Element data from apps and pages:
'''

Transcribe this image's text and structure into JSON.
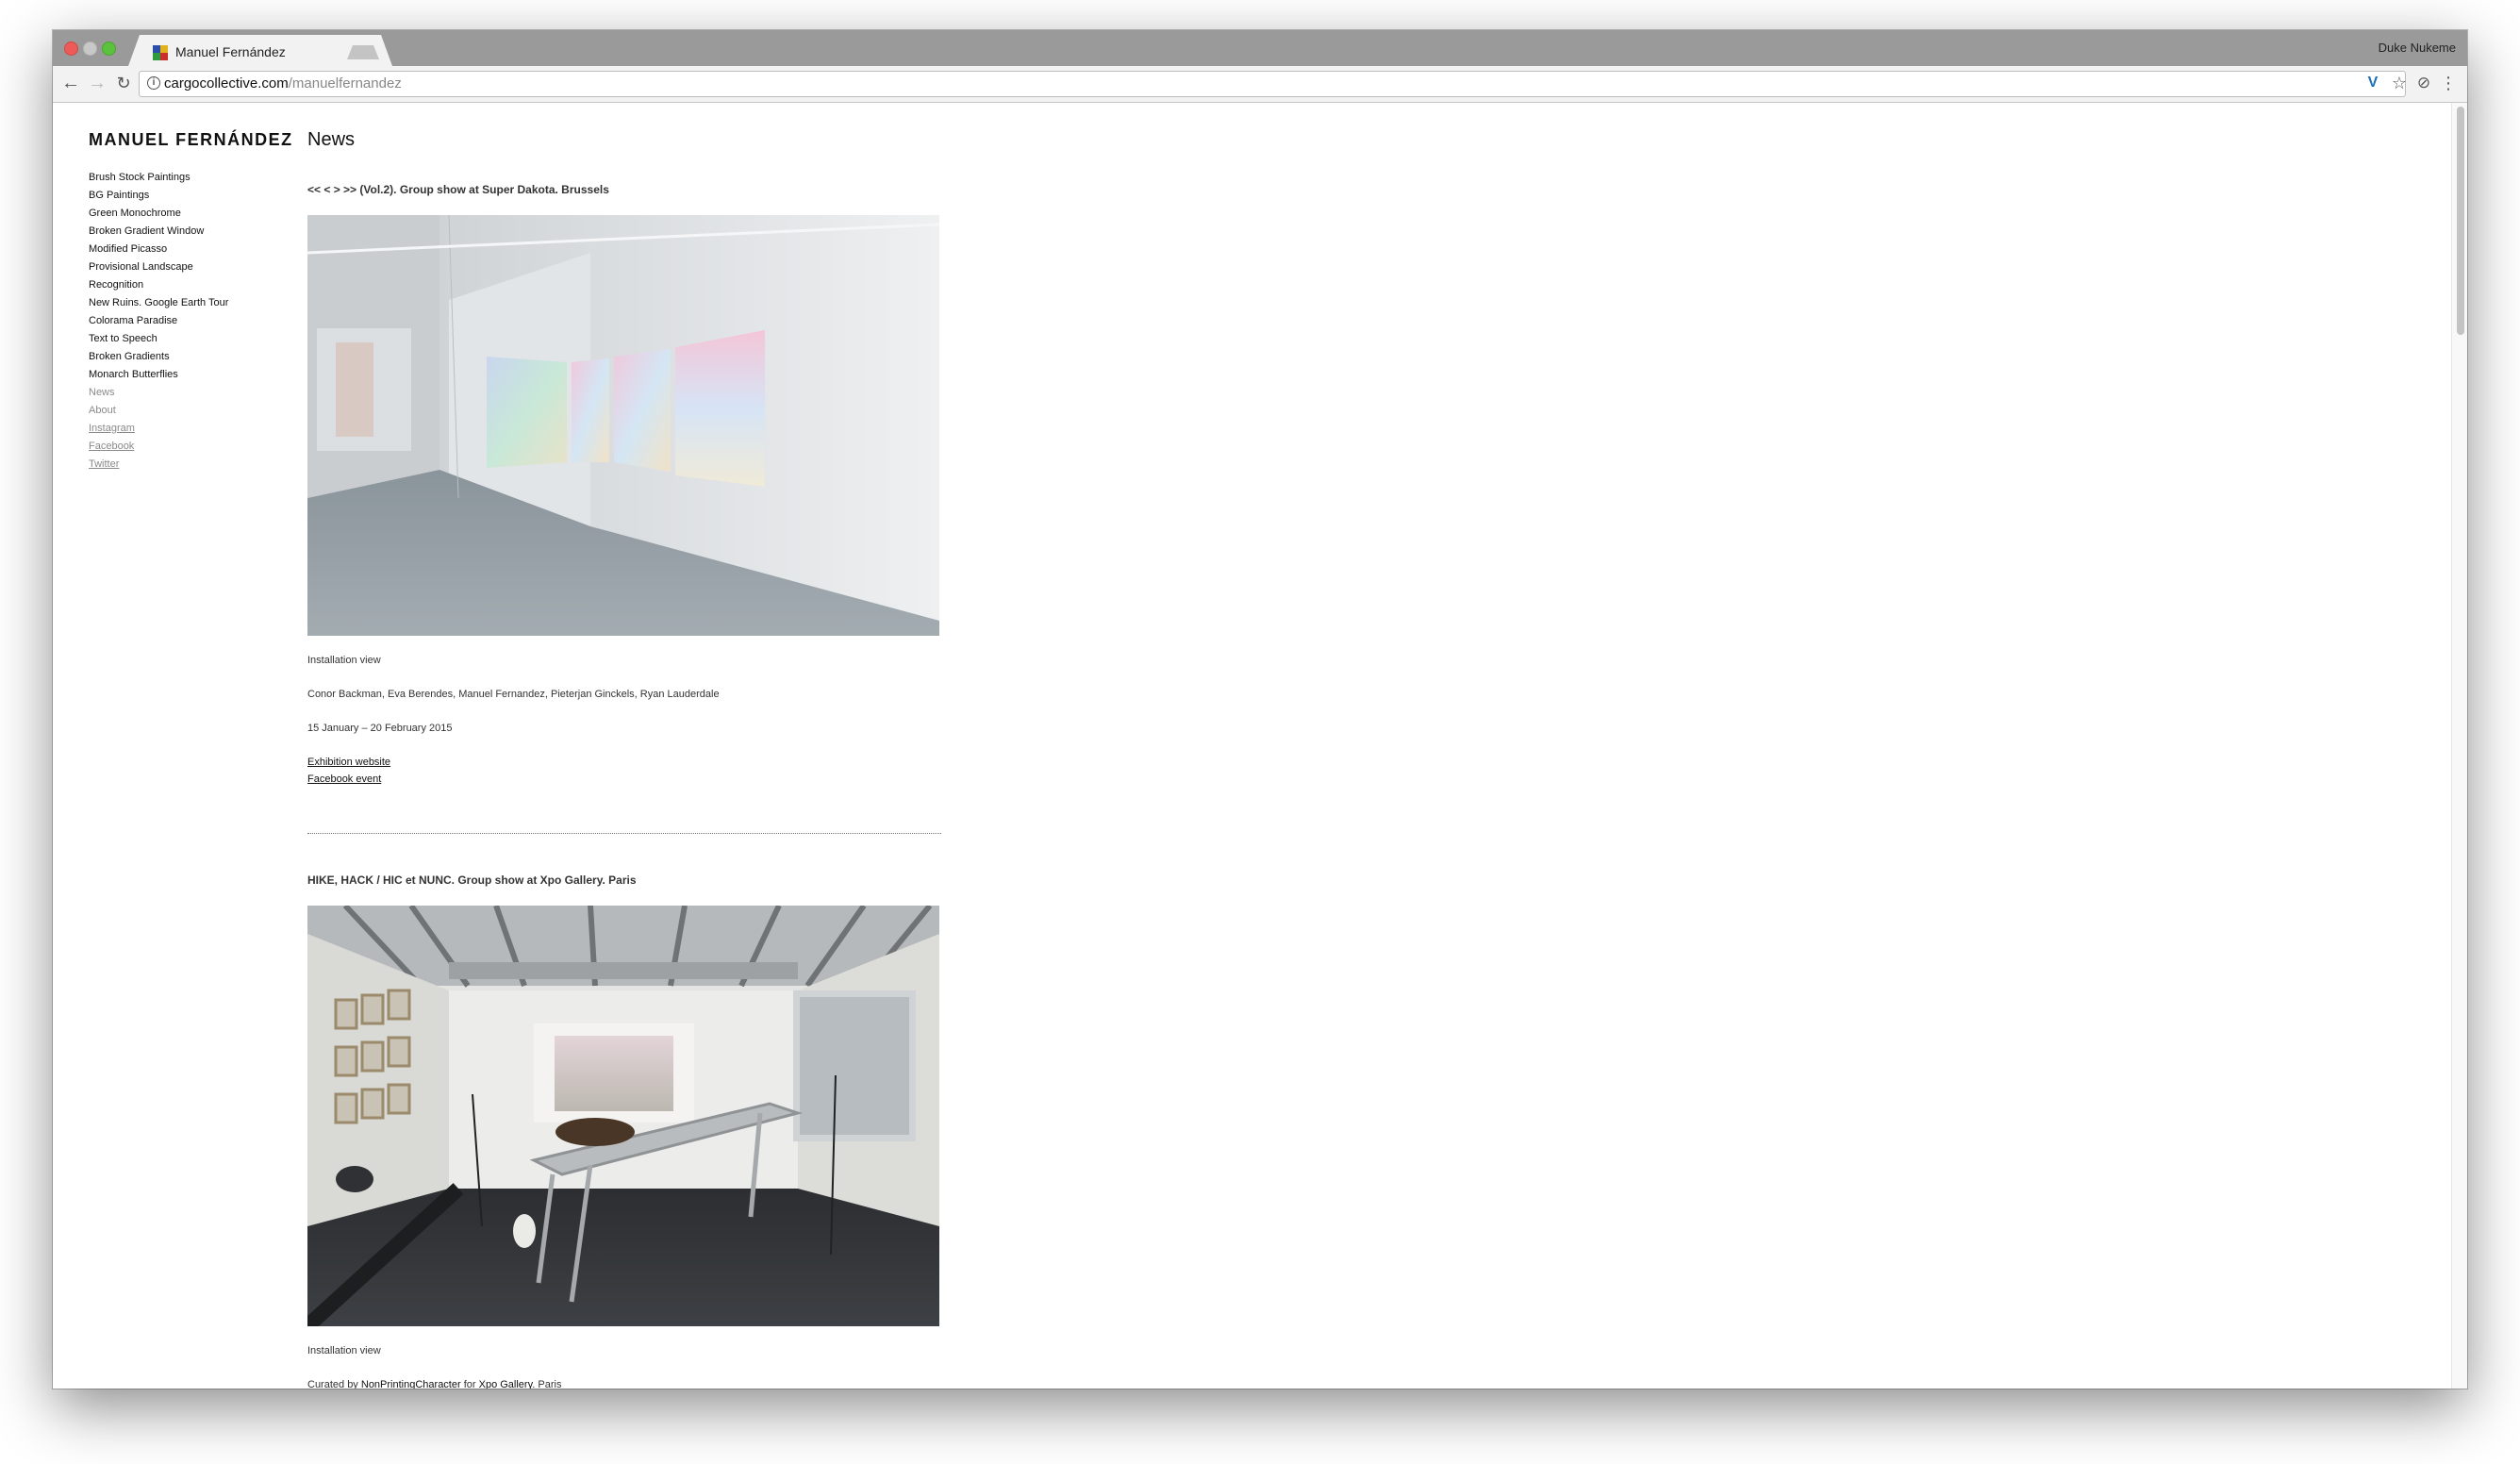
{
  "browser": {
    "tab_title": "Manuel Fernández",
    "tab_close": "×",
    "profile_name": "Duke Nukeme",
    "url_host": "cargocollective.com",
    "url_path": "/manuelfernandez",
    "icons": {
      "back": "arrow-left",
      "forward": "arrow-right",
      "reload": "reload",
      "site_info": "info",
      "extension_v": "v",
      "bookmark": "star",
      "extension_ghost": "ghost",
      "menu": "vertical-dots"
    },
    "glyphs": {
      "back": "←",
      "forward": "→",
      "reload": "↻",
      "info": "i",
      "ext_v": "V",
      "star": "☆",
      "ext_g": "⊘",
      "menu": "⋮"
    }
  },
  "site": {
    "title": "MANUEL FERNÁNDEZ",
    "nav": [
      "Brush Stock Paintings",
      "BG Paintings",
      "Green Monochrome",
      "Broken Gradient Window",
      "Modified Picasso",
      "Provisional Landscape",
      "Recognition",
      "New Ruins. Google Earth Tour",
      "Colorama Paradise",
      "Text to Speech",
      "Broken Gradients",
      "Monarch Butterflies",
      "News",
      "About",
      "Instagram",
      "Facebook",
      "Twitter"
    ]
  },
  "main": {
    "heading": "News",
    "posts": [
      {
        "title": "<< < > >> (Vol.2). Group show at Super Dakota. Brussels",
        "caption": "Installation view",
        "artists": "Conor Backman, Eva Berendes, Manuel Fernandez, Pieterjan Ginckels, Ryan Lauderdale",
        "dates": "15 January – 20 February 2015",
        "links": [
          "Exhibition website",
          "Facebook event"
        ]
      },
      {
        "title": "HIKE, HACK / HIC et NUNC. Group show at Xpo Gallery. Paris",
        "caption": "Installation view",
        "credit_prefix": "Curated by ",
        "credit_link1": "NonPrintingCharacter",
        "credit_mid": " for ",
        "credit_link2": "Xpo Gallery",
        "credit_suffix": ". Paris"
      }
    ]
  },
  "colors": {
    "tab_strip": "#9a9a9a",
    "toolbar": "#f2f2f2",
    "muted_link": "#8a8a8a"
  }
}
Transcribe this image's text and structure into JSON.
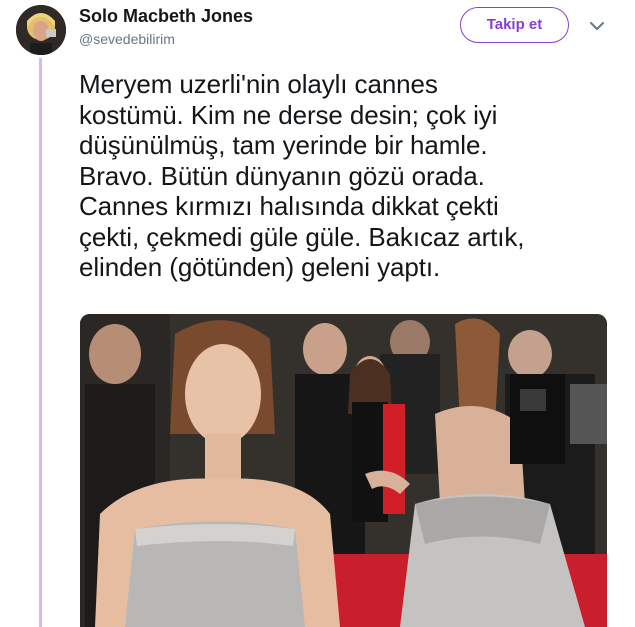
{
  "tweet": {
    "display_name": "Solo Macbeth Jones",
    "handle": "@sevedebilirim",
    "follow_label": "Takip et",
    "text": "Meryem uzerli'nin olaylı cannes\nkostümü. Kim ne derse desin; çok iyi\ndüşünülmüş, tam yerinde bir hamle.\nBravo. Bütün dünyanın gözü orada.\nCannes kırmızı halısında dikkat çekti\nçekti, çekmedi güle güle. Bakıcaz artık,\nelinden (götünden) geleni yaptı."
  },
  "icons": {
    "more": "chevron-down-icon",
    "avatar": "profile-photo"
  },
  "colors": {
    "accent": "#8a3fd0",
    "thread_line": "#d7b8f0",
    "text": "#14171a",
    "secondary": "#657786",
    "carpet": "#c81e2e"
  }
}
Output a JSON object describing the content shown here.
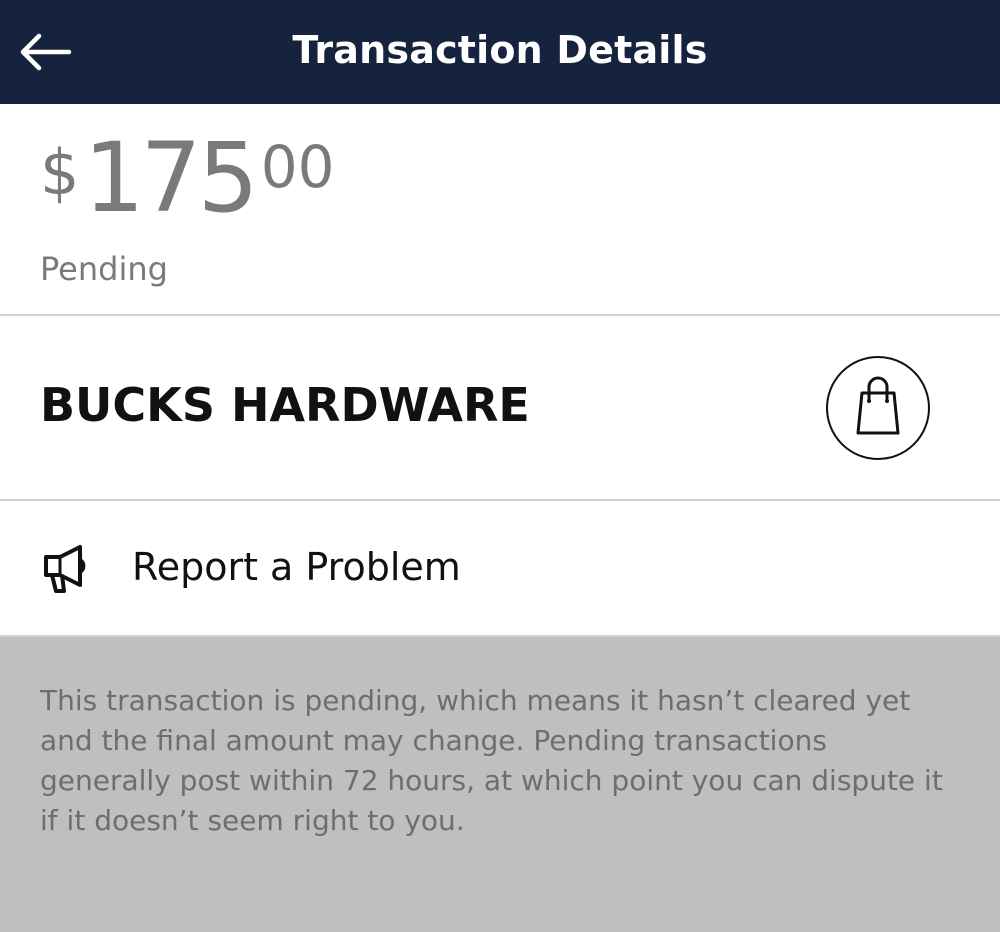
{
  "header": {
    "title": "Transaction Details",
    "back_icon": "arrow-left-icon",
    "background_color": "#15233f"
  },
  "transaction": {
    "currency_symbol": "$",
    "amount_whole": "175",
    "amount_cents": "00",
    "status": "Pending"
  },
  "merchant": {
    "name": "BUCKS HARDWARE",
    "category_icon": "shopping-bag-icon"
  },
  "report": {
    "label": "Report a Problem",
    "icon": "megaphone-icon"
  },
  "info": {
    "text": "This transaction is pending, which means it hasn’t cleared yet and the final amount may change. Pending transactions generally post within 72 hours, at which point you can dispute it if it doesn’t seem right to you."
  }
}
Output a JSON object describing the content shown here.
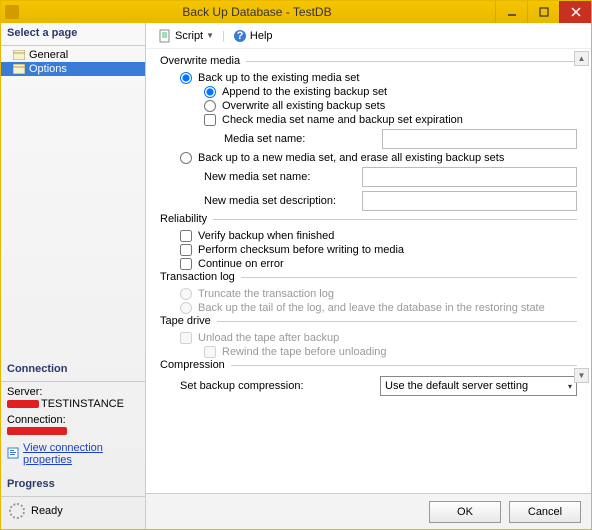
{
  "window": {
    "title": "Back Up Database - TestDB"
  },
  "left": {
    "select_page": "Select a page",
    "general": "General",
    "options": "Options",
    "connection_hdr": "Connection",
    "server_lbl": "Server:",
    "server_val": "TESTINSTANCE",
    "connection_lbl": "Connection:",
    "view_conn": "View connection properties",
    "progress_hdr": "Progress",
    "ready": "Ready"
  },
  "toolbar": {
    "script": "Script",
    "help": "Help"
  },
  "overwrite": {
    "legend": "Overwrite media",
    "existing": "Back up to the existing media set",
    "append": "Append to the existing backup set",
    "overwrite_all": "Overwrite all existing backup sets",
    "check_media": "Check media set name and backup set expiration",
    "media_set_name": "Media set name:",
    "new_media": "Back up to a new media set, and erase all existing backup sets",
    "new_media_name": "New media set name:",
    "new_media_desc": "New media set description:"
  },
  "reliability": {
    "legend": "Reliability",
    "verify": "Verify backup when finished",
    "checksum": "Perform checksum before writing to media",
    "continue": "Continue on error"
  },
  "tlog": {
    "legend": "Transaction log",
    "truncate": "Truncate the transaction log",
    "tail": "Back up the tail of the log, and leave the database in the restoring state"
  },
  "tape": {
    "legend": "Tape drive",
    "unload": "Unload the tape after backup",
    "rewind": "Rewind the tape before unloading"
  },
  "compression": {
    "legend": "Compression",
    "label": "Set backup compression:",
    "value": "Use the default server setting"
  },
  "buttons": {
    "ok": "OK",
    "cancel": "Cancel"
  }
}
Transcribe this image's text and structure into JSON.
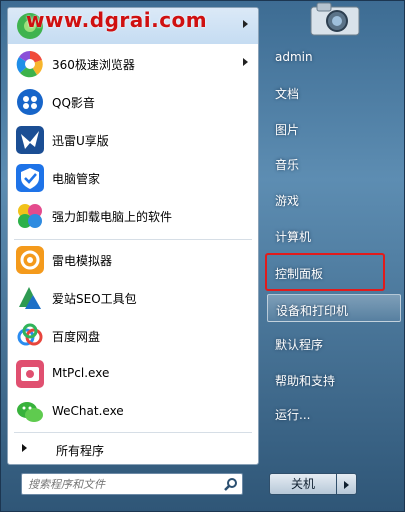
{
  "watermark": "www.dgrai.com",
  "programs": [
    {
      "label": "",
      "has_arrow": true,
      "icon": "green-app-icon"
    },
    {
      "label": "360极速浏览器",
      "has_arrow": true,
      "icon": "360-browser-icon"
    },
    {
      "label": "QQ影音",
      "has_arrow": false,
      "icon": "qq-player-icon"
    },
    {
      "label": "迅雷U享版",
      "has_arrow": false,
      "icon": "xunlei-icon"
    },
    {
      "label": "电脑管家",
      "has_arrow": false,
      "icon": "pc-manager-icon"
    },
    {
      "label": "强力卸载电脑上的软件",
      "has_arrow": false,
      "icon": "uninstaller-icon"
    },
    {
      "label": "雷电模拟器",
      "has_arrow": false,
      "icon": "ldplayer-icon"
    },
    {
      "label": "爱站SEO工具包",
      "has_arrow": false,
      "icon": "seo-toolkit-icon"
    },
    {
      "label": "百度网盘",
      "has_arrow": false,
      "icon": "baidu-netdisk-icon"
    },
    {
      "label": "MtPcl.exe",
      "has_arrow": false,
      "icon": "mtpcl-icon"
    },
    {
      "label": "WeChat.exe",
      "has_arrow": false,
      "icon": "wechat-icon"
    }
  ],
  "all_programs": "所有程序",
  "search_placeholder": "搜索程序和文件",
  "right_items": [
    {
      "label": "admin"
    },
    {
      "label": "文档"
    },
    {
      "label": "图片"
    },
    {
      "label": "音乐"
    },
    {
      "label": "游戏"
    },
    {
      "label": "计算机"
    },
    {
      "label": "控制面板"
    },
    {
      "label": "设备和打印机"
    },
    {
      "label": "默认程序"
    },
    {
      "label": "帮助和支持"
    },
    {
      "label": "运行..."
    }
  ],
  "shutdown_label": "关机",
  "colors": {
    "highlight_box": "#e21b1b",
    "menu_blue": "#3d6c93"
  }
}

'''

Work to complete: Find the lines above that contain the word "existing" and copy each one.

Reply:
    "existing": "Back up to the existing media set",
    "append": "Append to the existing backup set",
    "overwrite_all": "Overwrite all existing backup sets",
    "new_media": "Back up to a new media set, and erase all existing backup sets",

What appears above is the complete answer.